Skip to main content

1,200 new jobs and 300 apprenticeships for next phase of construction at Hinkley Point C

By Hinkley Point C media team | Posted July 08, 2020

Staffordshire-based Capula and Exyte Hargreaves from Lancashire are the latest British engineering companies to create new jobs to support the next phase of construction at the Hinkley Point C nuclear power station. Their 80 new engineering posts are a small part of the expected 1,200 new jobs and 300 apprentices who will become part of the 4,000 strong workforce who will fit electrical systems, cables and pipes at the nuclear power station.

The work is being delivered by an innovative joint venture – the “MEH Alliance” formed by EDF and its major contractors Altrad, Balfour Beatty Bailey, Cavendish Nuclear and Doosan Babcock.  (MEH stands for Mechanical, Electrical and HVAC - heating, ventilation and air conditioning).  Its new forecast predicts 1,200 new posts and 300 apprenticeships will be created.
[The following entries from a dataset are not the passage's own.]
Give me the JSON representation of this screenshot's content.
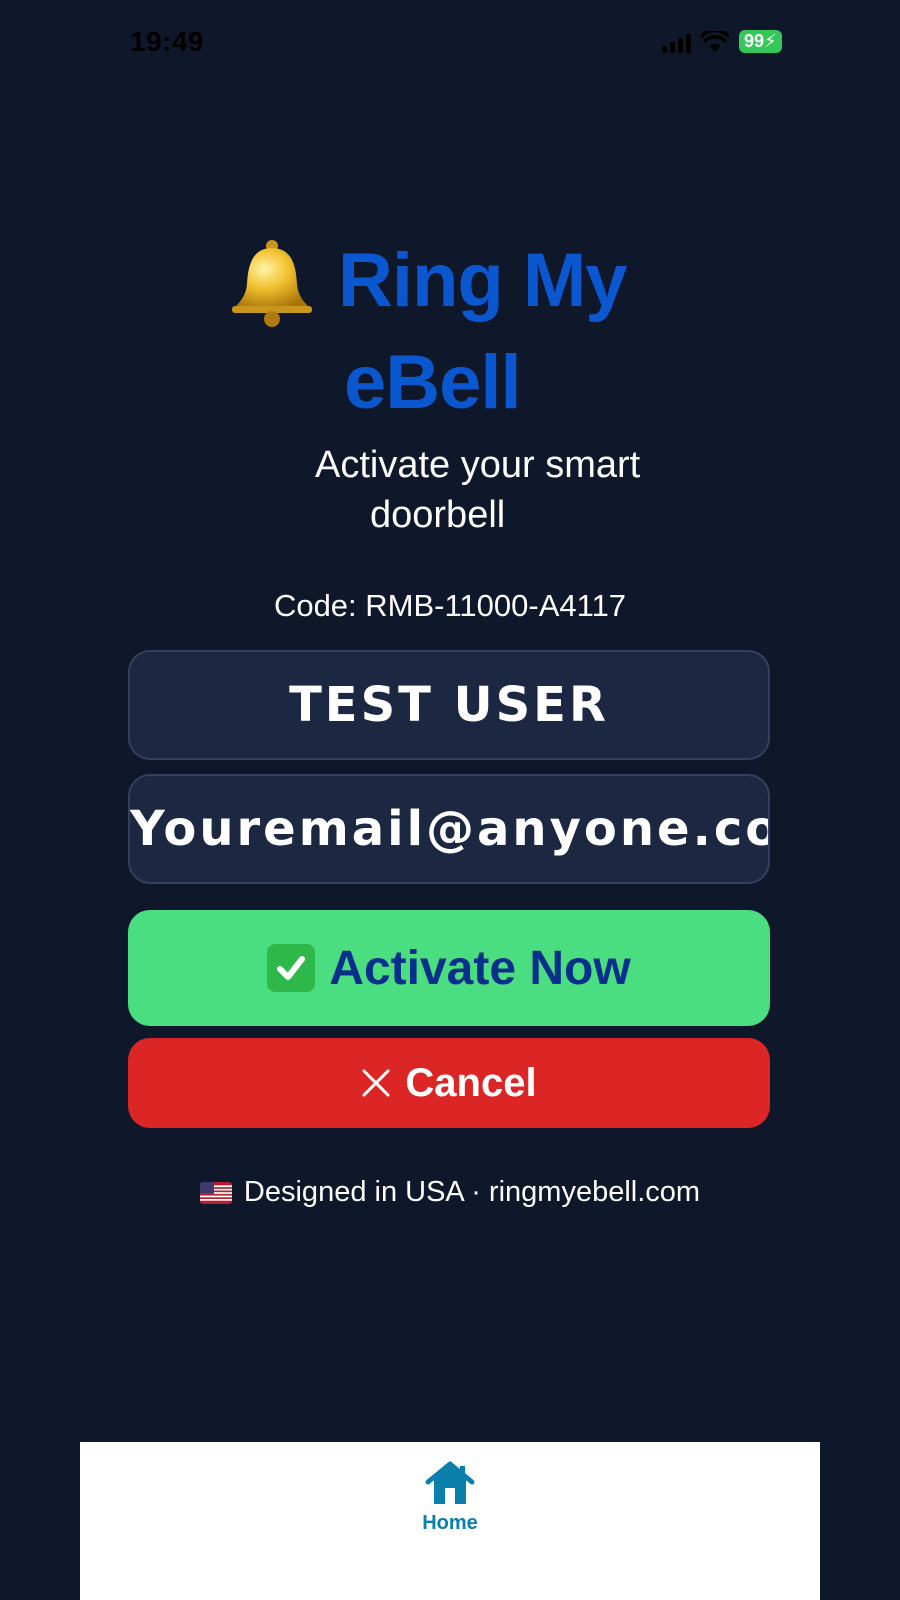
{
  "status_bar": {
    "time": "19:49",
    "battery": "99",
    "icons": [
      "signal-icon",
      "wifi-icon",
      "battery-charging-icon"
    ]
  },
  "header": {
    "bell_icon": "bell-icon",
    "title_line1": "Ring My",
    "title_line2": "eBell",
    "subtitle_line1": "Activate your smart",
    "subtitle_line2": "doorbell"
  },
  "activation": {
    "code_text": "Code: RMB-11000-A4117",
    "name_value": "TEST USER",
    "email_value": "Youremail@anyone.co",
    "activate_label": "Activate Now",
    "activate_icon": "check-box-icon",
    "cancel_label": "Cancel",
    "cancel_icon": "close-icon"
  },
  "footer": {
    "flag_icon": "us-flag-icon",
    "text": "Designed in USA · ringmyebell.com"
  },
  "tabbar": {
    "items": [
      {
        "label": "Home",
        "icon": "home-icon",
        "active": true
      }
    ]
  },
  "colors": {
    "background": "#0f172a",
    "brand_blue": "#0b57d0",
    "activate_green": "#4ade80",
    "cancel_red": "#dc2626",
    "field_bg": "#1c2742",
    "tab_active": "#0b7fab"
  }
}
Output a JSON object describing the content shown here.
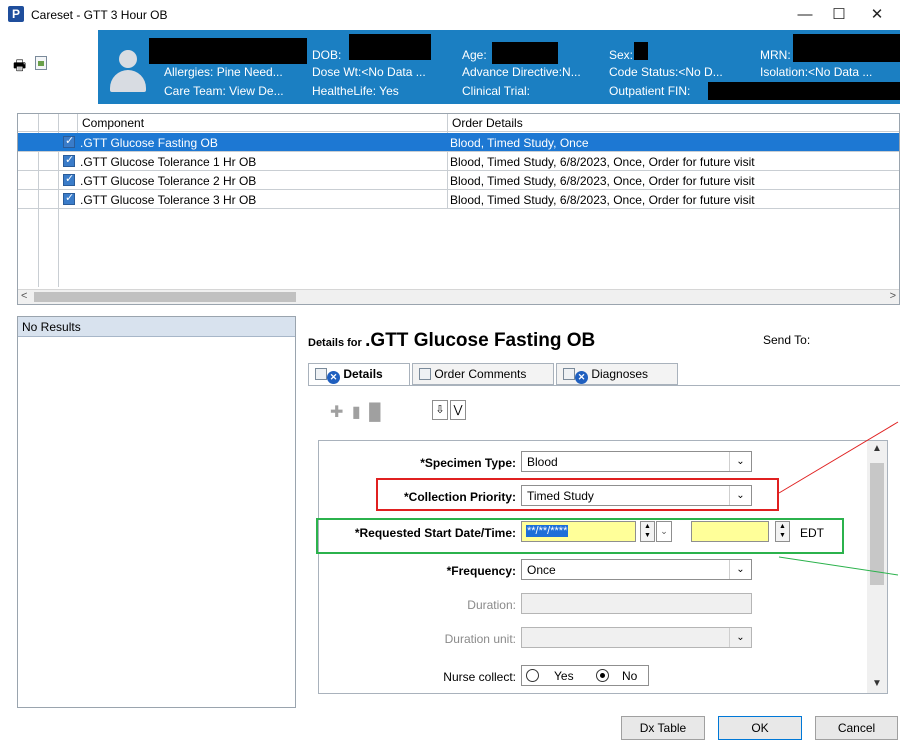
{
  "window": {
    "title": "Careset - GTT 3 Hour OB",
    "app_icon_letter": "P",
    "minimize_glyph": "—",
    "maximize_glyph": "☐",
    "close_glyph": "✕"
  },
  "banner": {
    "dob_label": "DOB:",
    "age_label": "Age:",
    "sex_label": "Sex:",
    "mrn_label": "MRN:",
    "allergies": "Allergies: Pine Need...",
    "dose_wt": "Dose Wt:<No Data ...",
    "advance_directive": "Advance Directive:N...",
    "code_status": "Code Status:<No D...",
    "isolation": "Isolation:<No Data ...",
    "care_team": "Care Team: View De...",
    "healthelife": "HealtheLife: Yes",
    "clinical_trial": "Clinical Trial:",
    "outpatient_fin": "Outpatient FIN:",
    "colors": {
      "background": "#1b7fc2",
      "text": "#ffffff"
    }
  },
  "orders_grid": {
    "columns": [
      "Component",
      "Order Details"
    ],
    "rows": [
      {
        "component": ".GTT Glucose Fasting OB",
        "details": "Blood, Timed Study, Once",
        "checked": true,
        "selected": true
      },
      {
        "component": ".GTT Glucose Tolerance 1 Hr OB",
        "details": "Blood, Timed Study, 6/8/2023, Once, Order for future visit",
        "checked": true,
        "selected": false
      },
      {
        "component": ".GTT Glucose Tolerance 2 Hr OB",
        "details": "Blood, Timed Study, 6/8/2023, Once, Order for future visit",
        "checked": true,
        "selected": false
      },
      {
        "component": ".GTT Glucose Tolerance 3 Hr OB",
        "details": "Blood, Timed Study, 6/8/2023, Once, Order for future visit",
        "checked": true,
        "selected": false
      }
    ],
    "selection_color": "#1d78d3"
  },
  "left_pane": {
    "header": "No Results"
  },
  "details": {
    "for_label": "Details for",
    "order_name": ".GTT Glucose Fasting OB",
    "send_to": "Send To:",
    "tabs": [
      {
        "label": "Details",
        "active": true
      },
      {
        "label": "Order Comments",
        "active": false
      },
      {
        "label": "Diagnoses",
        "active": false
      }
    ],
    "fields": {
      "specimen_type": {
        "label": "*Specimen Type:",
        "value": "Blood"
      },
      "collection_priority": {
        "label": "*Collection Priority:",
        "value": "Timed Study"
      },
      "requested_start": {
        "label": "*Requested Start Date/Time:",
        "date_value": "**/**/****",
        "time_value": "",
        "timezone": "EDT"
      },
      "frequency": {
        "label": "*Frequency:",
        "value": "Once"
      },
      "duration": {
        "label": "Duration:",
        "value": ""
      },
      "duration_unit": {
        "label": "Duration unit:",
        "value": ""
      },
      "nurse_collect": {
        "label": "Nurse collect:",
        "options": [
          "Yes",
          "No"
        ],
        "selected": "No"
      }
    },
    "annotation_colors": {
      "collection_priority_box": "#e02020",
      "requested_start_box": "#2bb24c"
    }
  },
  "buttons": {
    "dx_table": "Dx Table",
    "ok": "OK",
    "cancel": "Cancel"
  }
}
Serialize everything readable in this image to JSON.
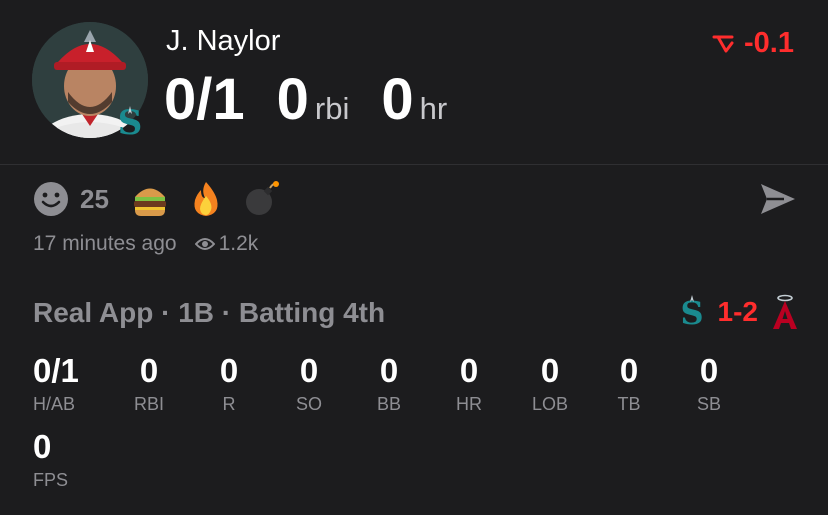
{
  "player": {
    "name": "J. Naylor",
    "hits_ab": "0/1",
    "rbi_value": "0",
    "rbi_unit": "rbi",
    "hr_value": "0",
    "hr_unit": "hr"
  },
  "delta": {
    "value": "-0.1",
    "icon": "trend-down-icon",
    "color": "#ff2d2d"
  },
  "reactions": {
    "count": "25",
    "items": [
      "smiley-icon",
      "burger-emoji",
      "fire-emoji",
      "bomb-emoji"
    ]
  },
  "post": {
    "time": "17 minutes ago",
    "views": "1.2k"
  },
  "game": {
    "line": "Real App · 1B · Batting 4th",
    "score": "1-2",
    "away_team_icon": "mariners-logo-icon",
    "home_team_icon": "angels-logo-icon"
  },
  "stats": [
    {
      "value": "0/1",
      "label": "H/AB"
    },
    {
      "value": "0",
      "label": "RBI"
    },
    {
      "value": "0",
      "label": "R"
    },
    {
      "value": "0",
      "label": "SO"
    },
    {
      "value": "0",
      "label": "BB"
    },
    {
      "value": "0",
      "label": "HR"
    },
    {
      "value": "0",
      "label": "LOB"
    },
    {
      "value": "0",
      "label": "TB"
    },
    {
      "value": "0",
      "label": "SB"
    },
    {
      "value": "0",
      "label": "FPS"
    }
  ]
}
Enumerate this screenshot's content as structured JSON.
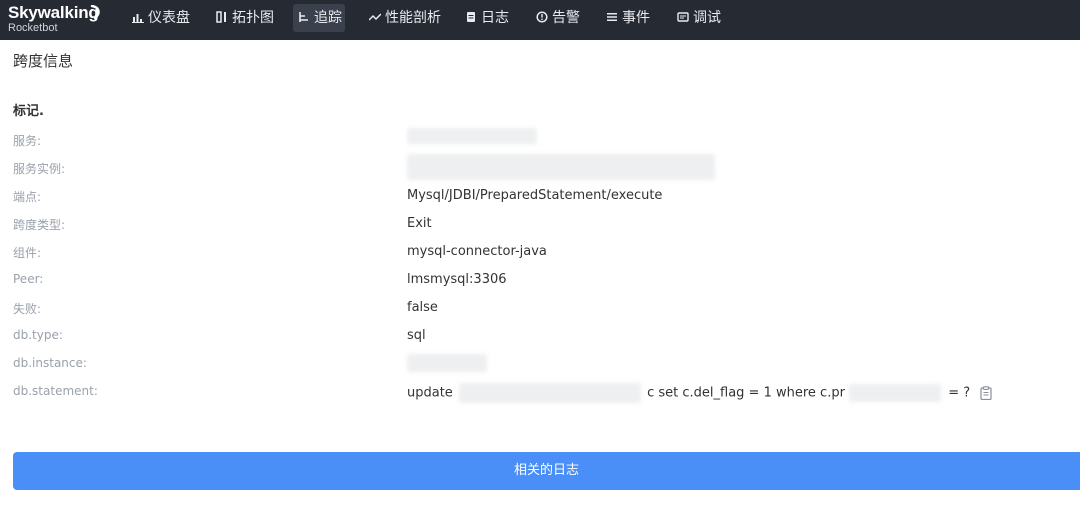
{
  "app": {
    "logo_main": "Skywalking",
    "logo_sub": "Rocketbot"
  },
  "nav": {
    "items": [
      {
        "label": "仪表盘",
        "icon": "dashboard-icon",
        "active": false
      },
      {
        "label": "拓扑图",
        "icon": "topology-icon",
        "active": false
      },
      {
        "label": "追踪",
        "icon": "trace-icon",
        "active": true
      },
      {
        "label": "性能剖析",
        "icon": "profile-icon",
        "active": false
      },
      {
        "label": "日志",
        "icon": "log-icon",
        "active": false
      },
      {
        "label": "告警",
        "icon": "alarm-icon",
        "active": false
      },
      {
        "label": "事件",
        "icon": "event-icon",
        "active": false
      },
      {
        "label": "调试",
        "icon": "debug-icon",
        "active": false
      }
    ]
  },
  "page": {
    "title": "跨度信息",
    "section_title": "标记."
  },
  "tags": [
    {
      "key": "服务:",
      "value": ""
    },
    {
      "key": "服务实例:",
      "value": ""
    },
    {
      "key": "端点:",
      "value": "Mysql/JDBI/PreparedStatement/execute"
    },
    {
      "key": "跨度类型:",
      "value": "Exit"
    },
    {
      "key": "组件:",
      "value": "mysql-connector-java"
    },
    {
      "key": "Peer:",
      "value": "lmsmysql:3306"
    },
    {
      "key": "失败:",
      "value": "false"
    },
    {
      "key": "db.type:",
      "value": "sql"
    },
    {
      "key": "db.instance:",
      "value": ""
    },
    {
      "key": "db.statement:",
      "value": ""
    }
  ],
  "statement": {
    "part1": "update",
    "part2": "c set c.del_flag = 1 where c.pr",
    "part3": "= ?"
  },
  "actions": {
    "related_logs_label": "相关的日志"
  },
  "colors": {
    "navbar_bg": "#252a33",
    "accent": "#4a8ff7"
  }
}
The fitting of the first five out of 156 storage tanks has marked the beginning of major MEH work on site.  

Capula’s new contract to design and build instrument and control cabinets will create 50 new jobs. Bury based Excite Hargreaves will create 30 new jobs to design manufacture and commission ventilation systems. Their success follows the recent announcement by Warrington-based Bilfinger UK that it is creating 350 British jobs to design and manufacture specialist pipework for Hinkley Point C.

Hinkley Point C will deliver a long-term socio-economic legacy for the UK - helping to overcome critical national skills shortages whilst opening up new, sustainable, career opportunities for people throughout the country. Many of the new workers will be making use of new locally based training facilities such as a welding and electrical centre of excellence. 

A new welding centre in Bridgwater is supported by the MEH Alliance, the Engineering Construction Industry Training Board (ECITB), the Weldability SiF Foundation and South West Institute of Technology and Bridgwater & Taunton College. The centre plans to train and qualify 350-500 welders a year, benefitting people and industries across the South-West of England and beyond.

Simon Parsons, Hinkley Point C MEH Programme Director, said: “In this next major chapter for our project, the MEH phase will join together hundreds of small and large companies from across Britain, creating 1,200 new jobs and 300 apprenticeships. Together we are delivering on our promise to build Britain’s industrial capability by creating new jobs and skills.  Development of a near identical power station at Sizewell C will bring further opportunities for our extensive and experienced British supply chain.”

The Member of Parliament for Stone, Sir Bill Cash, said: “I’m very pleased to see Stone-based Capula create 50 new local engineering roles. It is great to see how Staffordshire and the wider West Midlands still leads the way for great British high-quality manufacturing for major projects such as nuclear power stations. Nuclear power not only creates jobs and supports the economy across the entire nation but it is also a vital part of meeting the country’s climate targets.”

Full details of Hinkley Point C suppliers and spend across Britain can be found here.

Related articles

First Steam Generator travelling to Combwich Wharf
May 12, 2024

New images show Hinkley Point C’s heaviest delivery yet as the first steam generator arrives

The first of Hinkley Point C’s eight 520-tonne steam generators was delivered safely to the construction site over the weekend after arriving by sea and road.
Apprentice Evie
April 18, 2024

New Skills, Better Jobs: Report Reveals the Positive Impact of Hinkley Point C

New figures published in Hinkley Point C’s 2024 Socio-Economic Impact Report reveal the power of green investment to improve the lives and prospects of people and businesses locally, across Somerset and beyond.
Hinkley Point C marine works sunrise
February 15, 2024

Tunnels ready for connection to Bristol Channel

Hinkley Point C’s tunnels are ready for the connection to the Bristol Channel to be completed - marking a major step in the construction of the power station’s cooling water system.